An explosion and crash of a military transport plane in Pakistan that killed Pakistani president Mohammad Zia ul-Haq this week is certain to create new turmoil in a region already torn by war and political unrest.

Also killed in the crash were Arnold L. Raphel, the U.S. ambassador to Pakistan, and Brig. Gen. Herbert M. Wassom, the senior U.S. military attache to Pakistan. Many of Zia's top aides and military commanders also died in the disaster that took the lives of 39 people.No cause of the crash has been determined at this point, but the reports of an explosion certainly raise the question of sabotage.
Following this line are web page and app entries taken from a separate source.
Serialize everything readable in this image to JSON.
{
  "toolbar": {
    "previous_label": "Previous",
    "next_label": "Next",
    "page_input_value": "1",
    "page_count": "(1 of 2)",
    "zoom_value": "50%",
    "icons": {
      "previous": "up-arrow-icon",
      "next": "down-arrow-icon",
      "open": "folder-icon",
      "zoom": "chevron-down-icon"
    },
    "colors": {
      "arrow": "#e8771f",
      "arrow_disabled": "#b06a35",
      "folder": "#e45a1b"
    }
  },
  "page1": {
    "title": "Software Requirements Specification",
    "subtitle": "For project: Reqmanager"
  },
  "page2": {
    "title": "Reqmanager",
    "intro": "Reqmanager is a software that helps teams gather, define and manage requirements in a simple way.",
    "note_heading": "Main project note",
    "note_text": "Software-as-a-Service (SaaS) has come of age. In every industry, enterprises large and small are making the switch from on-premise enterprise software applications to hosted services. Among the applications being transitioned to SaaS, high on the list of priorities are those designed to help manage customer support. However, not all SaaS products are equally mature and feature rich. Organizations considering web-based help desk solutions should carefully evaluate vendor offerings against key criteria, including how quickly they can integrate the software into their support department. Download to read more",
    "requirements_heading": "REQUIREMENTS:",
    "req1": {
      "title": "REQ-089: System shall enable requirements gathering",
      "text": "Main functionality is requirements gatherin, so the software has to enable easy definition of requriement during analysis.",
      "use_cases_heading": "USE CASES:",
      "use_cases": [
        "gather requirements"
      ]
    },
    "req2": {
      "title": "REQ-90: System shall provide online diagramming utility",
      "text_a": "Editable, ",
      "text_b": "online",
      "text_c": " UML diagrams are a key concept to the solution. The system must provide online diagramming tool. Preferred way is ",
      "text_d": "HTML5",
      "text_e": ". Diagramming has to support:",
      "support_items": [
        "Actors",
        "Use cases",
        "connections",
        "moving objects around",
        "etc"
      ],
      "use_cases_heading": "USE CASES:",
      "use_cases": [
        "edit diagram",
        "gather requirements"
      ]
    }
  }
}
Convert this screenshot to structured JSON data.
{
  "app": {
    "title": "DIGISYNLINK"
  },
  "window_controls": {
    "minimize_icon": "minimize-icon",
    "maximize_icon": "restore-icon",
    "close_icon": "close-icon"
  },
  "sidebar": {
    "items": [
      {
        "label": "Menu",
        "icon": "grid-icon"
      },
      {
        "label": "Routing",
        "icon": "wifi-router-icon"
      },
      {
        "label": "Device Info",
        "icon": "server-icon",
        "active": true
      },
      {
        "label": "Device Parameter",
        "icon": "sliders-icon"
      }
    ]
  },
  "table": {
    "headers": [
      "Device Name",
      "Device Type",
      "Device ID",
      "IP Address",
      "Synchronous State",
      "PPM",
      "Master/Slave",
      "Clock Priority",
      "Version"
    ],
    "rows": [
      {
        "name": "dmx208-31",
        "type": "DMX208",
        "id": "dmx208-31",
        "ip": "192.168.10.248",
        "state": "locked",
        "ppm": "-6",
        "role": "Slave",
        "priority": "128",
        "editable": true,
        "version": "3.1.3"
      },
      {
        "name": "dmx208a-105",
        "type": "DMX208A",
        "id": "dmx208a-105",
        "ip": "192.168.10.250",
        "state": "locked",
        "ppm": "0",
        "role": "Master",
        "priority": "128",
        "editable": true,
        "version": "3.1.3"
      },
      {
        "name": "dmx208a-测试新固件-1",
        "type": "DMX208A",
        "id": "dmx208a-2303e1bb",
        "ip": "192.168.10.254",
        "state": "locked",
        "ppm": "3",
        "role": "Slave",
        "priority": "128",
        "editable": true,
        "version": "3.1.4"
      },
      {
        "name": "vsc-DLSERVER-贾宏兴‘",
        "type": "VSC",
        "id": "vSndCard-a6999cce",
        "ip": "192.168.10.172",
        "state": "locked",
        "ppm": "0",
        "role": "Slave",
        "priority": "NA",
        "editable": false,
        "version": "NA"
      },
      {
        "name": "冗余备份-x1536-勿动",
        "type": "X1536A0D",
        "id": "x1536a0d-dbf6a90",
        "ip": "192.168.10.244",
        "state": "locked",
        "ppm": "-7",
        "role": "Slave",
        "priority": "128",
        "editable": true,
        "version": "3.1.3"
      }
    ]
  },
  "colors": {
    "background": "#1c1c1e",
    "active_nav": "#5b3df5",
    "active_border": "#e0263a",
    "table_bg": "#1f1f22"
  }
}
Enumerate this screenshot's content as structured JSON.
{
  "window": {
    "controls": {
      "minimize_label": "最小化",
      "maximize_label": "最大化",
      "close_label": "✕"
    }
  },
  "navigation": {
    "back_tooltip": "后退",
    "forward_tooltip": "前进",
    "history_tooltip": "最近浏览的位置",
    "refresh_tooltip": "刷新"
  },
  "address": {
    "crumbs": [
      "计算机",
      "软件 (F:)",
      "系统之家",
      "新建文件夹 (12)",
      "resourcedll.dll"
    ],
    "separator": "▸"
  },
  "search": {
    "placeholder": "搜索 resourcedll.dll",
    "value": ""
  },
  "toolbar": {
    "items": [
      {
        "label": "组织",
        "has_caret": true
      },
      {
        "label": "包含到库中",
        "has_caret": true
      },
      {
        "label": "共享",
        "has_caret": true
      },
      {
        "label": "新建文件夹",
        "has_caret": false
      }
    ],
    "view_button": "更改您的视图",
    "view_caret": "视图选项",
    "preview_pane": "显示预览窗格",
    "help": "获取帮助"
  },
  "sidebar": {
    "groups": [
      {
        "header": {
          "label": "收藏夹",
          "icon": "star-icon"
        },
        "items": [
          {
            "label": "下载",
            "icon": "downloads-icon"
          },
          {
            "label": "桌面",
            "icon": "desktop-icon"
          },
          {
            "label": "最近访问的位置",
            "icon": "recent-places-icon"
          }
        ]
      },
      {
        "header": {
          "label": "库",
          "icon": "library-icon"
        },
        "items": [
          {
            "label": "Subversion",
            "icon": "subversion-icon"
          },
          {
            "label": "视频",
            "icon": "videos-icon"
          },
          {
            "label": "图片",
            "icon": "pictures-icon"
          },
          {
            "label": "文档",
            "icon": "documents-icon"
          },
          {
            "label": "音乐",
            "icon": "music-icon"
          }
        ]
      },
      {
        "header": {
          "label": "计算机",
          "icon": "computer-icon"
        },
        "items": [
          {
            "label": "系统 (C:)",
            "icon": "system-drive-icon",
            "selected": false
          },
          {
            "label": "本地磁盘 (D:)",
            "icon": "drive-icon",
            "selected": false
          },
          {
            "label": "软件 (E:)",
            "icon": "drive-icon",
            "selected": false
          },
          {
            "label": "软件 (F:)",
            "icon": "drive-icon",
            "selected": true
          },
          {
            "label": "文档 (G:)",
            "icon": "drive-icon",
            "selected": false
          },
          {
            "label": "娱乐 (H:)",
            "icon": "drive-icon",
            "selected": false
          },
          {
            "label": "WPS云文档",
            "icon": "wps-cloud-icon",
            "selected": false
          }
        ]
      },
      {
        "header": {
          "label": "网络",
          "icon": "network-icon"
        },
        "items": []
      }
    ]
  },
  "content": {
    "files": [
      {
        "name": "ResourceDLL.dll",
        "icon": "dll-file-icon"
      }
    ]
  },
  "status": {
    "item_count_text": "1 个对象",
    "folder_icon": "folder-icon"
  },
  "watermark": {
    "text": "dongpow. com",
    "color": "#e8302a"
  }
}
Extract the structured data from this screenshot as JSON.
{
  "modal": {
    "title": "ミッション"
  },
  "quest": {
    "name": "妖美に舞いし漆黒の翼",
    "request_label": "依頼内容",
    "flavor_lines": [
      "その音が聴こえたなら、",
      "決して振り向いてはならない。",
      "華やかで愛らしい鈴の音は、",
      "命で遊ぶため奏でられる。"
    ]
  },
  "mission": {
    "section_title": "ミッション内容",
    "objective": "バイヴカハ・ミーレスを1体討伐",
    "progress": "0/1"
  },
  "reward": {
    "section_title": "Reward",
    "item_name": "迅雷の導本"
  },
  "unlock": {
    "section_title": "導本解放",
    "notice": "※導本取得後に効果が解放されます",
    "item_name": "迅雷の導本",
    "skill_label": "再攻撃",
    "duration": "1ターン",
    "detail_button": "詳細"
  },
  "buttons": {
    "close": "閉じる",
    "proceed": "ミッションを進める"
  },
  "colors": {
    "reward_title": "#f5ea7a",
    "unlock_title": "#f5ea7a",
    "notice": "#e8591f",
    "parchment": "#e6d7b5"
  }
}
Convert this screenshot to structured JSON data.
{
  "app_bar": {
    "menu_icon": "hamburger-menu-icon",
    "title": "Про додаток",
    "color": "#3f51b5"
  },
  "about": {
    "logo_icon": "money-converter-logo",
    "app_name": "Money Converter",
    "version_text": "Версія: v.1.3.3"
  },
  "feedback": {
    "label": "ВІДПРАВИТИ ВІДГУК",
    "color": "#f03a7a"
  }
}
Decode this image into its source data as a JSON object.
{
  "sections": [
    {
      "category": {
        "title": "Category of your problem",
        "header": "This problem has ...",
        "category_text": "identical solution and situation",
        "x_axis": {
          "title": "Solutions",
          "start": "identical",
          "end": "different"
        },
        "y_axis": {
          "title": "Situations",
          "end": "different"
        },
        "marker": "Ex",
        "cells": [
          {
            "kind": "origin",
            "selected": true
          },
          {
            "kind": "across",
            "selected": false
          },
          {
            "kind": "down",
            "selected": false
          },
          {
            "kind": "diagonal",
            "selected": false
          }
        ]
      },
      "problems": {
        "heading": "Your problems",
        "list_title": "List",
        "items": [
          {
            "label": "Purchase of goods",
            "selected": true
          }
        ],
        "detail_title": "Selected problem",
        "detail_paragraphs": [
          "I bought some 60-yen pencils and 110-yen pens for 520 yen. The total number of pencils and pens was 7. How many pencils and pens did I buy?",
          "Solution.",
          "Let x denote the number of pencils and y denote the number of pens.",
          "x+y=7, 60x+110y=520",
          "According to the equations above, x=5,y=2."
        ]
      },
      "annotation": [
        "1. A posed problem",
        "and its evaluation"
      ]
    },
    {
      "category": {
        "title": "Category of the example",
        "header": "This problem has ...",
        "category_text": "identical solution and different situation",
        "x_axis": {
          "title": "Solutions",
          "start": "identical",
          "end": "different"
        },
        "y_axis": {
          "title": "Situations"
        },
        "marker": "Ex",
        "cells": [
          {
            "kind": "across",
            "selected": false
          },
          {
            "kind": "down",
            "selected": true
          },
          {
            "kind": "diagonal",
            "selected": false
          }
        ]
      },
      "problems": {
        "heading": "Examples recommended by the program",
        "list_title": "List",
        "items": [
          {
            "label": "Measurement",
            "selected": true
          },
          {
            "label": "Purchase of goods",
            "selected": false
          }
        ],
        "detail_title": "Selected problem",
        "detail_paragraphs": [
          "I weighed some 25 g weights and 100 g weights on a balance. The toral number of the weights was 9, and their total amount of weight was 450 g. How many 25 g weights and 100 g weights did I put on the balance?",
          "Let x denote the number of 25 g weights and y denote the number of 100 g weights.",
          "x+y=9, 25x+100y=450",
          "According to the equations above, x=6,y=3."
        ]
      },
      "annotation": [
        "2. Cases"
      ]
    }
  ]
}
The sudden vacuum in Pakistan's leadership - Zia was essentially a dictator at the head of a military junta - raises serious problems for Pakistan and its neighbors. For example, Pakistan is home to 3.5 million Afghan refugees and a pipeline for U.S. military aid funneled to the anti-Soviet rebels. What happens, if anything, to that arrangement now?

And an unfriendly India, worried about Pakistan's work on a nuclear bomb, is likely to become ever more jittery with the unexpected disruption of the political scenery.

Even without Zia, the 450,000-man army remains in command. But there will be power struggles between Zia's allies and enemies. Ethnic minorities who have suffered in restless silence may seize this opportunity to raise rebellions of their own.

Despite his being considered a "special friend" of the U.S., Zia could not be classified as a "good guy." He overthrew the democratically elected government of Zulfikar Ali Bhutto in 1977. Bhutto was later hanged.

Bhutto's daughter, Benazir Bhutto, returned to Pakistan in 1986 after two years in exile and has been trying to build a power base to oust Zia, something like Corazin Aquino did in the Philippines.

Elections are scheduled in Pakistan for Nov. 16. Zia had been carefully pulling the strings, but his death introduces a whole new scenario. If what's left of the government tries to cancel those elections, it could lead to riots. If they take place as planned, the outcome has suddenly become anybody's guess.